In 2006, Melanie Phillips wrote a book called Londonistan: How Britain Is Creating a Terror State Within. She argued that Britain was a sitting duck for Islamic terrorists, owing to its idiotic embrace of political correctness, multiculturalism, and religious relativism.
Britain is in denial. Having allowed the country to turn into a global hub of the Islamic jihad without apparently giving it a second thought, the British establishment is still failing even now — despite the wake-up calls of both 9/11 and the London bomb attacks of 2005 — to acknowledge what it is actually facing and take the appropriate action.
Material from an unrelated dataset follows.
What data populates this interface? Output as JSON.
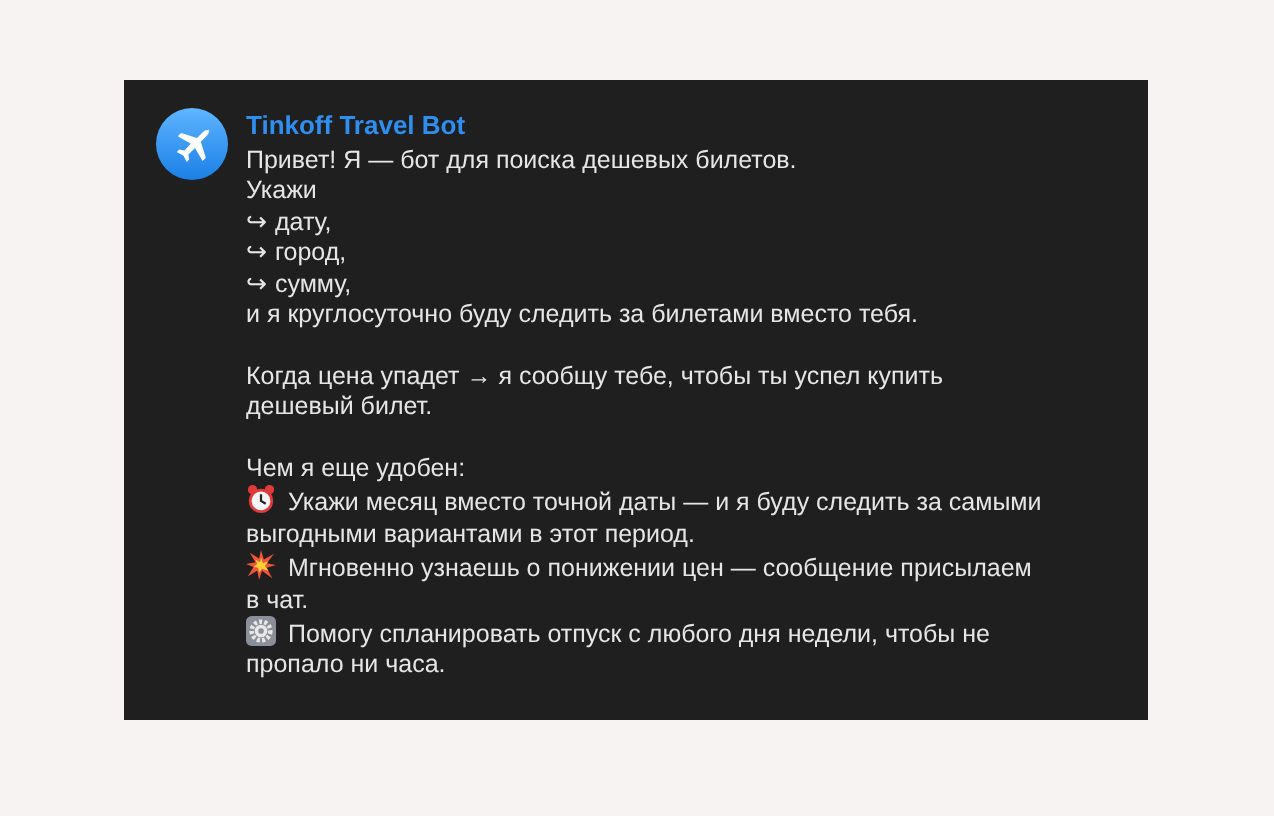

Instead, it is deep into a policy of appeasement of the phenomenon that threatens it, throwing sops to both radical Islamism and the Muslim community in a panic-stricken attempt to curry favour and buy off the chances of any further attacks. This disastrous policy ignores the first law of terrorism which is that it preys on weakness. The only way to defeat it is through strength — the strength of a response based on absolute consistency and moral integrity, which arises in turn from the strength of belief in the values that are being defended.
The left greeted the book with hisses and dismissed Phillips as an alarmist crank. But on Monday her description of Britain’s capital as “Londonistan” came graphically to life, as a terrorist chose one of its chief symbols, the area around the Houses of Parliament and Big Ben, as the place to plow his car into pedestrians and then stab a police officer.
The initial reporting after terrorist attacks these days is often full of hesitation and curious silences. The death toll is usually low-balled and the identity of the attacker is left hazy for as long as possible. So it is not surprising that the first reports on this attack identified the terrorist as merely “Asian.”
“Witnesses describe Asian man in 40s with eight-inch long knife,” reported the Telegraph.
For hours and hours after the attack (which happened at 2:40 p.m.), the media didn’t identify the attacker, only hinting that he was thought to have been “inspired by international terrorism,” which sounded like a PC euphemism for Islamic terrorism. The Drudge Report offered late Wednesday evening the suggestive headline, “Jihad at UK Parliament,” but the story to which it linked contained no meaningful details about the attacker. Just a picture of him lying on the ground, sporting a beard that appeared to conform to Mohammed’s specifications: “Trim the mustache and let the beard grow.”
One scoured most of the British press in vain for any reporting on the identity or motivation of the attacker. The euphemisms for his motivation were a little better in other foreign outlets. The French press agency, among others, attributed the attack to assumed “Islamist-related terrorism,” citing British counterterrorism official Mark Rowley.
But almost nobody was playing that up. The average reader would have to work pretty hard to find even that comment. By almost the end of Wednesday, the New York Times hadn’t included it in its “what we know and don’t know” story. That story quotes Rowley but only to say that the “working assumption” is that the attacker was motivated by “international terrorism.” Is that really what he said? The French press agency had quoted him saying, “Islamist-related is our assumption.” Why didn’t that appear in the New York Times story?
When a normally garrulous and gossipy media turns taciturn, the explanation is usually political correctness. In this case, an extreme sensitivity to Islam has a chastening effect on reporters who would typically exert themselves for a scoop. Even many hours after the mayhem, few of their stories contained any descriptions of the attacker from witnesses.
Reuters, late Wednesday evening, appeared a little bit more ambitious than the New York Times, though it made sure to cleave to the term “Islamist” rather than Islamic, as if these attacks spring from an off-the-wall ideological accretion rather than orthodox jihadist theology contained within the Koran. “Five people were killed and about 40 injured in London on Wednesday after a car plowed into pedestrians and a suspected Islamist-inspired attacker stabbed a policeman close to Britain’s parliament,” it reported, before reviewing other attacks by “Islamists.”
Keep calm and propagandize on — that’s the attitude in Sadiq Khan’s London, where terrorism, as he put it last year, some months after his election as mayor, is “part and parcel of living in a big city.”